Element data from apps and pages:
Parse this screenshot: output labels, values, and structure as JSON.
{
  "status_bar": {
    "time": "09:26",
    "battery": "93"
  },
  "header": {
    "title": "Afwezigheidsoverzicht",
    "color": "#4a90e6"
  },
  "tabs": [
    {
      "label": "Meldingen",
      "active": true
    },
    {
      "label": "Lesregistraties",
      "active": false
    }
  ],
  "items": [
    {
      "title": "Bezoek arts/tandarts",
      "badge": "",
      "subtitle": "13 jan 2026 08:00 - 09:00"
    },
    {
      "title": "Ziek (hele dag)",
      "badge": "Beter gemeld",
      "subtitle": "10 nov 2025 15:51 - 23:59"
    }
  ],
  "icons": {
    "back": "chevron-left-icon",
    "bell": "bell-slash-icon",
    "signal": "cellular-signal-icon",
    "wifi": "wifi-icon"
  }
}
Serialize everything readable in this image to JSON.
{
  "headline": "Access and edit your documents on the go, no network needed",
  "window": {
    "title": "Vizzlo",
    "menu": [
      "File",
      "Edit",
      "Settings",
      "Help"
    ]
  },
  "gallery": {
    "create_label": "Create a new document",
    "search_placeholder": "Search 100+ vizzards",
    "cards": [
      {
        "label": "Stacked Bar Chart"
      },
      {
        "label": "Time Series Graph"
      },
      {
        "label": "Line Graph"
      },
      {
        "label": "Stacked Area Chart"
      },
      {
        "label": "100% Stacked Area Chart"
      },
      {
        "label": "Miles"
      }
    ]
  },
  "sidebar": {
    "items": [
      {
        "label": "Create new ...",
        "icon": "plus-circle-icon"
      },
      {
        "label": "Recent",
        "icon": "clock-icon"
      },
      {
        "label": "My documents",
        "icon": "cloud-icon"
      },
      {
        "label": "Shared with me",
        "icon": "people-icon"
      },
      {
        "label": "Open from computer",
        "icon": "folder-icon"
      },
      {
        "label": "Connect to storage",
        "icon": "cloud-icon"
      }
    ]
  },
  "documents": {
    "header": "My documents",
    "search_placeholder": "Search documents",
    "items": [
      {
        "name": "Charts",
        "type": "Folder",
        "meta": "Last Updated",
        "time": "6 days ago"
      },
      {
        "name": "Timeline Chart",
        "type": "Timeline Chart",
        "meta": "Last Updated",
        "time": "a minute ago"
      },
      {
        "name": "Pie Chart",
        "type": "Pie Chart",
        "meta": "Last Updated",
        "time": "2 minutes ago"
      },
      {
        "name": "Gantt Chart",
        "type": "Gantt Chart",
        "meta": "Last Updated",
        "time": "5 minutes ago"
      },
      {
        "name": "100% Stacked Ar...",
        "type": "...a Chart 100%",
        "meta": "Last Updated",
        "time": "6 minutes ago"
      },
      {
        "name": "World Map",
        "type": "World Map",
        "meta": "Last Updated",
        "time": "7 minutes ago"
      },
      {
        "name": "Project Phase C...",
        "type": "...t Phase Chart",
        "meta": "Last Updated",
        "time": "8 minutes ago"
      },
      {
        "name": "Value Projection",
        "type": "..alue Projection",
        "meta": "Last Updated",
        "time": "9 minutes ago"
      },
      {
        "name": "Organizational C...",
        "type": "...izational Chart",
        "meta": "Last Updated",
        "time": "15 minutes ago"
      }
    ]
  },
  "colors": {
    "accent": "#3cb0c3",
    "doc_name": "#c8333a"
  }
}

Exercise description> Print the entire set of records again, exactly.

The answer>
Parse this screenshot: output labels, values, and structure as JSON.
{
  "status_bar": {
    "time": "09:26",
    "battery": "93"
  },
  "header": {
    "title": "Afwezigheidsoverzicht",
    "color": "#4a90e6"
  },
  "tabs": [
    {
      "label": "Meldingen",
      "active": true
    },
    {
      "label": "Lesregistraties",
      "active": false
    }
  ],
  "items": [
    {
      "title": "Bezoek arts/tandarts",
      "badge": "",
      "subtitle": "13 jan 2026 08:00 - 09:00"
    },
    {
      "title": "Ziek (hele dag)",
      "badge": "Beter gemeld",
      "subtitle": "10 nov 2025 15:51 - 23:59"
    }
  ],
  "icons": {
    "back": "chevron-left-icon",
    "bell": "bell-slash-icon",
    "signal": "cellular-signal-icon",
    "wifi": "wifi-icon"
  }
}
Serialize everything readable in this image to JSON.
{
  "headline": "Access and edit your documents on the go, no network needed",
  "window": {
    "title": "Vizzlo",
    "menu": [
      "File",
      "Edit",
      "Settings",
      "Help"
    ]
  },
  "gallery": {
    "create_label": "Create a new document",
    "search_placeholder": "Search 100+ vizzards",
    "cards": [
      {
        "label": "Stacked Bar Chart"
      },
      {
        "label": "Time Series Graph"
      },
      {
        "label": "Line Graph"
      },
      {
        "label": "Stacked Area Chart"
      },
      {
        "label": "100% Stacked Area Chart"
      },
      {
        "label": "Miles"
      }
    ]
  },
  "sidebar": {
    "items": [
      {
        "label": "Create new ...",
        "icon": "plus-circle-icon"
      },
      {
        "label": "Recent",
        "icon": "clock-icon"
      },
      {
        "label": "My documents",
        "icon": "cloud-icon"
      },
      {
        "label": "Shared with me",
        "icon": "people-icon"
      },
      {
        "label": "Open from computer",
        "icon": "folder-icon"
      },
      {
        "label": "Connect to storage",
        "icon": "cloud-icon"
      }
    ]
  },
  "documents": {
    "header": "My documents",
    "search_placeholder": "Search documents",
    "items": [
      {
        "name": "Charts",
        "type": "Folder",
        "meta": "Last Updated",
        "time": "6 days ago"
      },
      {
        "name": "Timeline Chart",
        "type": "Timeline Chart",
        "meta": "Last Updated",
        "time": "a minute ago"
      },
      {
        "name": "Pie Chart",
        "type": "Pie Chart",
        "meta": "Last Updated",
        "time": "2 minutes ago"
      },
      {
        "name": "Gantt Chart",
        "type": "Gantt Chart",
        "meta": "Last Updated",
        "time": "5 minutes ago"
      },
      {
        "name": "100% Stacked Ar...",
        "type": "...a Chart 100%",
        "meta": "Last Updated",
        "time": "6 minutes ago"
      },
      {
        "name": "World Map",
        "type": "World Map",
        "meta": "Last Updated",
        "time": "7 minutes ago"
      },
      {
        "name": "Project Phase C...",
        "type": "...t Phase Chart",
        "meta": "Last Updated",
        "time": "8 minutes ago"
      },
      {
        "name": "Value Projection",
        "type": "..alue Projection",
        "meta": "Last Updated",
        "time": "9 minutes ago"
      },
      {
        "name": "Organizational C...",
        "type": "...izational Chart",
        "meta": "Last Updated",
        "time": "15 minutes ago"
      }
    ]
  },
  "colors": {
    "accent": "#3cb0c3",
    "doc_name": "#c8333a"
  }
}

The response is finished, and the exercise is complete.